Reflection Essay on Anton Chekhov’s The Bet
Your The Bet by Anton Chekhov The Bet by Anton Chekhov is actually a good study on the human nature and human experience. The story starts with a banker who reminisced a party he had fifteen years ago, and the bet that he made at that party. At the party, he staked a $2 million deal with any person who can stay in prison for 5 years. A young man who happened to be a lawyer answered his call, and even extended the terms of the bet by saying that he can do even fifteen years of solitary confinement! Thus, the bet was on.
For fifteen years, the lawyer was given everything he wanted: food, books, writing materials, etc. Everything was given except for communication with the outside world and, well, freedom and space. In a span of fifteen years, he became a wise man, became spiritual and did away with all the material things in the world – that includes the bet.
Now, the story is quite complicated if you look at it with the winner-loser aspect. Sure, the banker won because he did not have to pay the money that he *actually* owes the lawyer. With this sentence, we actually imply that the lawyer won, except that he did not actually get his prize. But then again, because the lawyer escaped his prison five hours before the prescribed time (thereby breaching the contract), the banker won. Then again, why would we think that the lawyer won in the first place? That’s because Chekhov illustrates how the young lawyer, fifteen years younger, changed from being materialistic to being a spiritual (polyglot too) person.
The lawyer managed to thwart all the material things that he used to want. We get the impression that not only he wants the money, he also wanted to prove himself to everyone, which means he is proud. But then his stay in prison actually changed him, and he let go of superficiality. This change makes the readers admire the lawyer because that is very hard to do; this makes the readers think that he won. But no, technically and logically, the banker won.
The question is, should he? This, for me, is the main conflict to resolve in this piece of literature. Who should win? Should it be the one who abided by the rules (the banker) or the one who have held a spiritual, more knowledgeable existence?
The lines of the banker sum the common interpretation of the situation of the two men, on pride, ego and winning: “Why didnt the man die? He is only forty now. He will take my last penny from me, he will marry, will enjoy life, will gamble on the Exchange; while I shall look at him with envy like a beggar, and hear from him every day the same sentence: I am indebted to you for the happiness of my life, let me help you! No, it is too much! The one means of being saved from bankruptcy and disgrace is the death of that man!”
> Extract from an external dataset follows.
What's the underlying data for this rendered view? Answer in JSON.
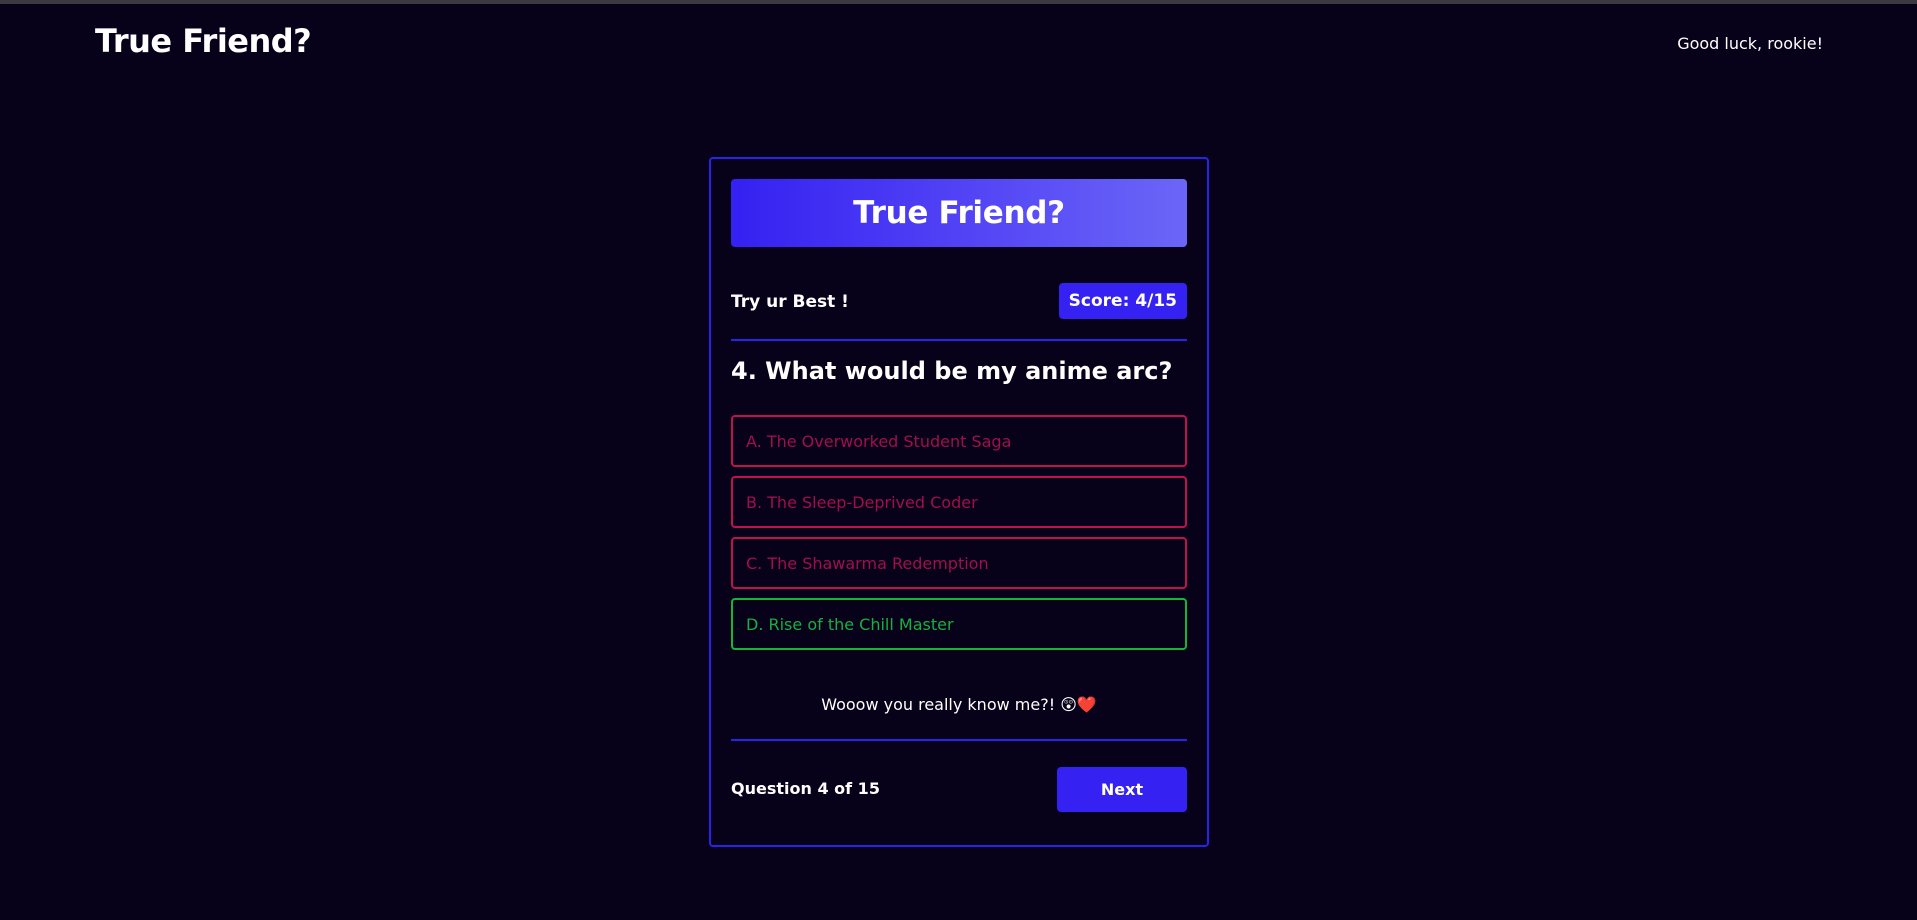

The lines reek with competition and materialism. As we read, the lawyer had nothing to do with it as he already escaped before the bet can be off. For me, it’s the lawyer who won the bet, not because he managed to stay in solitude for fifteen years, but because he has strength to stay AND become a better person in a span of fifteen years. That is not a small feat. Chekhov’s technique of presenting the spiritual and making the reader agree with it works, as I also admire the lawyer now, and honestly, he diminishes the character of the banker who can be very materialistic and shallow.
Chekhov, A. The Bet. Web. 1888. Retrieved September 27, 2012.